• **TASK ITEM**: When copying the records below, keep every word as it is and drop the images.

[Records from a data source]
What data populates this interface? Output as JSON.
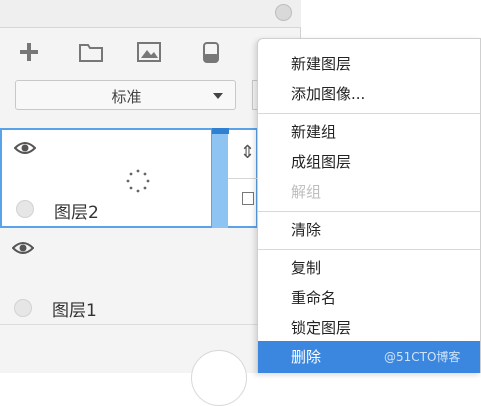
{
  "blend_mode": {
    "selected": "标准"
  },
  "layers": [
    {
      "name": "图层2"
    },
    {
      "name": "图层1"
    }
  ],
  "context_menu": {
    "items": [
      {
        "label": "新建图层"
      },
      {
        "label": "添加图像..."
      },
      {
        "label": "新建组"
      },
      {
        "label": "成组图层"
      },
      {
        "label": "解组"
      },
      {
        "label": "清除"
      },
      {
        "label": "复制"
      },
      {
        "label": "重命名"
      },
      {
        "label": "锁定图层"
      },
      {
        "label": "删除"
      }
    ],
    "watermark": "@51CTO博客"
  },
  "icons": {
    "add": "plus-icon",
    "folder": "folder-icon",
    "image": "image-icon",
    "mask": "mask-icon",
    "visibility": "eye-icon"
  },
  "colors": {
    "selection_border": "#5aa3e8",
    "menu_highlight": "#3b87e0"
  }
}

• **TASK SOLUTION**:
What data populates this interface? Output as JSON.
{
  "blend_mode": {
    "selected": "标准"
  },
  "layers": [
    {
      "name": "图层2"
    },
    {
      "name": "图层1"
    }
  ],
  "context_menu": {
    "items": [
      {
        "label": "新建图层"
      },
      {
        "label": "添加图像..."
      },
      {
        "label": "新建组"
      },
      {
        "label": "成组图层"
      },
      {
        "label": "解组"
      },
      {
        "label": "清除"
      },
      {
        "label": "复制"
      },
      {
        "label": "重命名"
      },
      {
        "label": "锁定图层"
      },
      {
        "label": "删除"
      }
    ],
    "watermark": "@51CTO博客"
  },
  "icons": {
    "add": "plus-icon",
    "folder": "folder-icon",
    "image": "image-icon",
    "mask": "mask-icon",
    "visibility": "eye-icon"
  },
  "colors": {
    "selection_border": "#5aa3e8",
    "menu_highlight": "#3b87e0"
  }
}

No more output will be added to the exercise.